ECE 2043 Fundamentals of Computer Engineering Lab I
Consists of six labs, each requiring 2–3 weeks to complete. The first three labs use the digital trainers and require the students to design, build and demonstrate digital circuits of increasing difficulty. They begin by testing individual gates, then more complicated combinatorial logic circuits, and eventually flip flops. Using LabVIEW, they then design counters and state machines.
The second three labs require the students to program a series of increasingly difficult situations on the 68000 using the Easy 68K program. They begin with a program doing a very simple algebraic calculation and eventually write programs using loops and subroutines.
ECE 2045 Fundamentals of Computer Engineering Lab II
Consists of six labs, each requiring 2–3 weeks to complete. The first three labs use MPLAB and the Kanda PIC Board. They learn how to use the PIC timer to control the rate of flashing the LEDs. They use the pushbuttons to cause the program to run in different modes.
The second three labs use VHDL and the DE10 Development Board to create various types of logic circuits. They first create simple combinational circuits, such as a multiplexer. The circuits increase in difficulty, and their final chore is to design a traffic light controller at an intersection of two roads with a treadle under one of the roads.
ECE 2550 Introduction to Electronics & Applications
This two credit hour course serve as an introduction to various electronic devices and their applications. Students perform lab experiments using general purpose operational amplifiers, p-n junction diodes, zener diodes, and bipolar junction transistors to design, simulate, and build multi-stage electronic circuits and discrete amplifiers. NI myDAQ data acquisition module along with NI Multisim circuit simulation software is used for testing and data collection in these lab exercises.
ECE 3550 Analog Electronics
This course focuses on MOSFETs, a very popular semiconductor device, and their application in electronic circuits. Students use NI myDAQ and NI Multisim to design, simulate, build, and test various MOSFET circuits, discrete amplifiers, and IC amplifiers.

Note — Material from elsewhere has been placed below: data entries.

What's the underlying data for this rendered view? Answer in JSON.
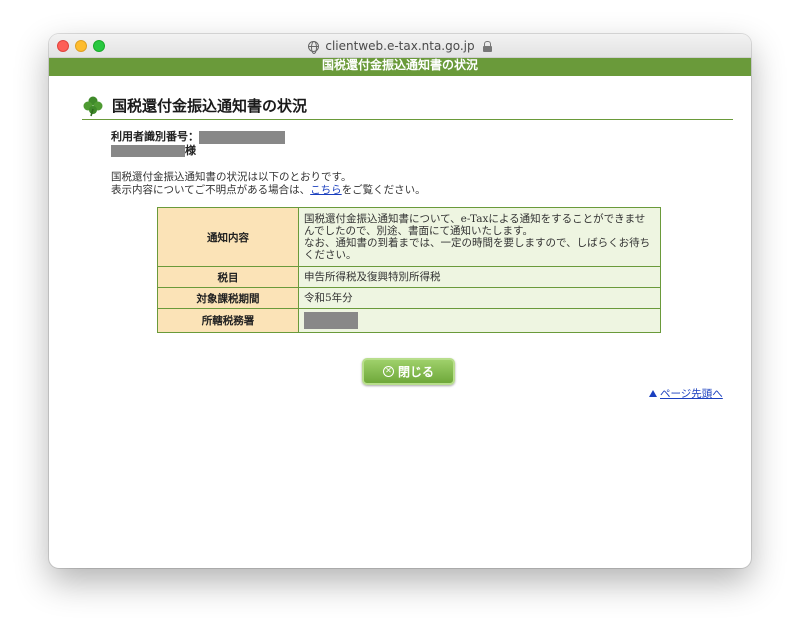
{
  "browser": {
    "url": "clientweb.e-tax.nta.go.jp"
  },
  "header": {
    "banner_title": "国税還付金振込通知書の状況"
  },
  "page": {
    "heading": "国税還付金振込通知書の状況",
    "user_id_label": "利用者識別番号：",
    "honorific": "様",
    "intro_line1": "国税還付金振込通知書の状況は以下のとおりです。",
    "intro_line2_before": "表示内容についてご不明点がある場合は、",
    "intro_link": "こちら",
    "intro_line2_after": "をご覧ください。"
  },
  "table": {
    "rows": [
      {
        "label": "通知内容",
        "value": "国税還付金振込通知書について、e-Taxによる通知をすることができませんでしたので、別途、書面にて通知いたします。\nなお、通知書の到着までは、一定の時間を要しますので、しばらくお待ちください。"
      },
      {
        "label": "税目",
        "value": "申告所得税及復興特別所得税"
      },
      {
        "label": "対象課税期間",
        "value": "令和5年分"
      },
      {
        "label": "所轄税務署",
        "value": ""
      }
    ]
  },
  "actions": {
    "close_label": "閉じる",
    "page_top_label": "ページ先頭へ"
  },
  "colors": {
    "brand_green": "#6a9a3a",
    "label_bg": "#fbe3b7",
    "value_bg": "#eef5e1",
    "link": "#1a3fbf"
  }
}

For the final project they build and test a two-stage CMOS op-amp using quad n-channel and p-channel MOSFET arrays and then construct a non-inverting/inverting amplifier to obtain a finite gain.
Electrical and Computer Engineering research funding comes from:
Electrical and Computer Engineering research funding comes from:
National Institutes of Health
National Science Foundation
Office of Naval Research
Army Research Lab Supports Moeness Amin’s Cognitive Radar Research
Dr. Moeness Amin, director of the Center for Advanced Communications, has received approximately $400,000 in funding from the Army Research Lab to conduct a three-year research project on cognitive radar. Cognitive radars sense the environment and learn from relevant information about the target, clutter, terrain and background and then adapt the radar sensor to optimally satisfy the needs of its mission. Dr. Amin’s expertise in radar has been recognized by several organizations and professional societies and has earned him three technical achievements awards, two medals, and four fellow grades.
Graduate Students Recognized in Engineers’ Week Poster Competition
As a part of Engineers' Week in February, more than 20 graduate students presented their work virtually for the 4th Annual Graduate Student Poster Competition. Engineering faculty evaluated the posters in two categories—technical excellence and presentation excellence—and prizes were awarded. Electrical and Computer Engineering PhD student Yue Qi took third place in technical excellence.
Villanova Engineering Professor Pioneering Post-Quantum Cryptography
The incomprehensible processing speed of quantum computers under development today poses a significant threat to future cybersecurity. Therefore, researchers like Villanova’s Dr. Jiafeng "Harvest" Xie of the Electrical and Computer Engineering department are developing and implementing post-quantum cryptography (PQC) algorithms thought to be resistant to potential attacks.